So with prize pack in hand, I kitted Pete up with safety gear and armed him with a marker pen to set free a balloon. Ian happened to be floating around, so to spread the love, I got him to do a balloon also. I was mindful that helium (no I didn’t use hydrogen in case my boss reads this) doesn’t grow on trees (and if it did, we don’t have any trees here). So as Ian’s was the consolation prize, I made him blow the balloon up himself.

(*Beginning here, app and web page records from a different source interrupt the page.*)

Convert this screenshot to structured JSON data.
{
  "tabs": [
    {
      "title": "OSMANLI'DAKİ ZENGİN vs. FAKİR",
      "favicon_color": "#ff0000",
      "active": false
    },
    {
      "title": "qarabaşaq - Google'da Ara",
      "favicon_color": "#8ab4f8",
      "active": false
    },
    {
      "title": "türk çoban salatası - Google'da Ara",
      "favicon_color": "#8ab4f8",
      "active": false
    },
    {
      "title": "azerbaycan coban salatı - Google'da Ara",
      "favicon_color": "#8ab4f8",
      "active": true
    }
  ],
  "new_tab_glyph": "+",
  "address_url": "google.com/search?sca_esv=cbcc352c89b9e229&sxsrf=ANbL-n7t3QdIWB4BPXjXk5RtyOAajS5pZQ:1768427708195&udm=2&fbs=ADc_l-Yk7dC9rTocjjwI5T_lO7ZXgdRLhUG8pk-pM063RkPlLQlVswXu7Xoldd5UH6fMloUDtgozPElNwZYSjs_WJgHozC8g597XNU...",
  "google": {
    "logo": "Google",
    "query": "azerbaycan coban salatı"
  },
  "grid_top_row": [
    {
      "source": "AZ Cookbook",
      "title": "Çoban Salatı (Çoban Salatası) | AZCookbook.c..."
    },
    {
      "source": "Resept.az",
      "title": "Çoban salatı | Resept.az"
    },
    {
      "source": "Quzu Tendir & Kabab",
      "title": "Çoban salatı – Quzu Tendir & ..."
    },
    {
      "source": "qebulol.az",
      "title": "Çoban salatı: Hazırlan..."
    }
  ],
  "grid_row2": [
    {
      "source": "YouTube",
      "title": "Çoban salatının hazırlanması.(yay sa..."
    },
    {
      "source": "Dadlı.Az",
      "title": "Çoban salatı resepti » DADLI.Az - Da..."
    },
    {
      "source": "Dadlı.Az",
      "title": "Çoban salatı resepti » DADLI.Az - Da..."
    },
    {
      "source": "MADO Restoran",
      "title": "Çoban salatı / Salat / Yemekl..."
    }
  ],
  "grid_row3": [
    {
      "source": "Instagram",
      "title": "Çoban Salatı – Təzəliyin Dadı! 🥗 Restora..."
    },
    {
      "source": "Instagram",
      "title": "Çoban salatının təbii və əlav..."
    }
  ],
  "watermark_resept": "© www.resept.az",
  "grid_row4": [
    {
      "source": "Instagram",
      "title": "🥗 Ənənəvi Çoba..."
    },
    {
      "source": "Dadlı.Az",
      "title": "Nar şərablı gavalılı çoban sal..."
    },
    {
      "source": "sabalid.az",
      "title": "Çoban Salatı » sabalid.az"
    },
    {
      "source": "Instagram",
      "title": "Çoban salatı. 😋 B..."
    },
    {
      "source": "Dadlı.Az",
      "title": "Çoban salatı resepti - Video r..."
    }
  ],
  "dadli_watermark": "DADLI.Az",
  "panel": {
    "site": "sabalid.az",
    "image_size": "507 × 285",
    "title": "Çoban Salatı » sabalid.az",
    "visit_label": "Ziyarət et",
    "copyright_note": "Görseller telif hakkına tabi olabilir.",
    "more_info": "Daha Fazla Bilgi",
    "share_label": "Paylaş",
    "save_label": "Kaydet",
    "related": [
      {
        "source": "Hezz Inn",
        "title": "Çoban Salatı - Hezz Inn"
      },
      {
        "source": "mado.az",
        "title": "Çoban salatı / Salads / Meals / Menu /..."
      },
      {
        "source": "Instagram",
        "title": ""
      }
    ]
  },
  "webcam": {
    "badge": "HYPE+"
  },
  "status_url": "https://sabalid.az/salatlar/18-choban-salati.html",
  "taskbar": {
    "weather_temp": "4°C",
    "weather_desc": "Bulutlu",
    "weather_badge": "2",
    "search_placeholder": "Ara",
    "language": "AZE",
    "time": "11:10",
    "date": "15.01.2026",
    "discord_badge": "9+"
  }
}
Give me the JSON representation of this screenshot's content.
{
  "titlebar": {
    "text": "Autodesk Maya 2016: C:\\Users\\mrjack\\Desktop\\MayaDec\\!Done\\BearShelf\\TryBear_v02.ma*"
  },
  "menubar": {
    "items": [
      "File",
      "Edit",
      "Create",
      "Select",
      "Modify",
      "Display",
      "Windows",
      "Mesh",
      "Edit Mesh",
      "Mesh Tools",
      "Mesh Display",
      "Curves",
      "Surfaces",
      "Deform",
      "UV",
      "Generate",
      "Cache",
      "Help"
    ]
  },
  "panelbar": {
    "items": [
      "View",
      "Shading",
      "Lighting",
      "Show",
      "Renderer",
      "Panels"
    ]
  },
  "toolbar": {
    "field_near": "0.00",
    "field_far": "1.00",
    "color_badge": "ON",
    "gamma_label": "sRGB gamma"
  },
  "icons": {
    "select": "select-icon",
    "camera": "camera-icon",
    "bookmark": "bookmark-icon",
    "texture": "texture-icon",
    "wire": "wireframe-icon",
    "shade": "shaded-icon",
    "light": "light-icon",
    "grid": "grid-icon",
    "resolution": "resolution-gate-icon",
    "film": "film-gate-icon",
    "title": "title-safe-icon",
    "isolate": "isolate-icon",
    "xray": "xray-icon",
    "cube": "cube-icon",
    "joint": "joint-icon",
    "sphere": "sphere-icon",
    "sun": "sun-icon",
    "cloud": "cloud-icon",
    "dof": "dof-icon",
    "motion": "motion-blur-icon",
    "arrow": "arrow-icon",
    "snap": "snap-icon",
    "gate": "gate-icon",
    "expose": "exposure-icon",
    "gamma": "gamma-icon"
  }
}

How many breathes was that, Ian?

Once again, thanks and well done to everyone who submitted a poem.

Casey Weather Crew by Pete Hargreaves

In our wee Antarctic Community

There’s one group who provides us Immunity,

From the wind, the snow and the Blizzards

It’s been whispered they may even be Wizards,

For whenever we go on a Jolly

We know it will not be a Folly,

As we are always to be rest Assured

That in fact our Jolly’s are Insured,

From the nastiness of the Environment

And the prospect of placing our trip into early Retirement,

Making all this Happen

In a rather orderly Fashion,

Are indeed three Wizards

No mere lounge room Lizards,

Who are these Men?

Who provide such Zen,

They’re BOM I hear the crowd Cry

As they gaze to the Sky,

They’re Dan Laban

The youngest weather Man,

And Kevin Gunn

Forever returning to the Antarctic Sun,

And last but by no means Least

The one the ladies call the Beast,

For it’s rumoured in Fact,

That you can’t ever go Back,

Once you’ve MET Steve John Black.

Sixty-six thirty-three forty-four

66° 33′ 44″ (or 66.5622° for those that way inclined) is one of the five major latitudinal parallels of the world, or as I’d say, the Antarctic Circle. Such was the conversation over a cab sav a wee time back. “Lets go for an adventure” our ‘to be’ trip leader says. “Hoorah!” we say, “To the Antarctic Circle to camp” he says. “Oh” we say not bother to hid the disappointment in our voices. “Nah the real one, not the touristy one that everybody has seen and done” he says.

Anyhow it came to pass that we did indeed make preparations to travel and camp out for a night at the Antarctic Circle — the real one. Adventurers included Ian, Steve.B, Eddie & Joe. With polar pyramids, lots of sleep mats and bags, some rat packs and a sense of adventure we ventured forth along the cane line to Wilkins. Between A17 & A18 (distance markers) the leader gave a hoy, and off to the track we went to mark our spot at 66° 33′ 44″. Funnily enough it was only about 600m from the ‘tourist’ sign. I have heard rumours about ice and glaciers moving?

Tents were swifty erected, sleeping mats unfurled, shellite cookers fired up and the mobile met station established. It was a lazy −37.5°C with 12 kts of wind on arrival, and it didn’t change much. Ultimately the lowest recorded temperature was −39.3°C -mind you, I did have to improvise the sighting of the instrument screen, so it was a non standard height (top of the Hägglunds), so lets just call it −40°C. After we had got camp set up we drilled a hole and sunk a flag on a cane pole to mark this year's Antarctic Circle, though there wasn’t much joy in boiling ice for a cup a tea outside to raise a salute. So before long we headed to our respective tents - which did warm up quite nicely once the cooker and tilley lamp were on - had delightful rehydrated meal, and didn’t re-emerge until time for our scheduled evening call to Casey.

We tried to radio Casy with HF radio, but only got Davis station. And what a magnificent evening — clear skies with brightest of stars, Milky Way and a faint aurora — though not a lot of time was spent enjoying this due to the cold being somewhat painful, so an early night to bed it was. Eddie did brave it longer that the rest of us trying to get some Milky Way photos, but who knew the lithium batteries in his camera wouldn’t work well at near minus −40°C. We also placed a minimum thermometer in the valance of the tent overnight. Alas, it kind of broke — it only goes down to −50°C!

All I can say is thank the heavens for our four layers of matts and sheepskin underlays, plus two sleeping bags. We made our way back to Casey the next day, all the richer for an adventurous trip.

Steve B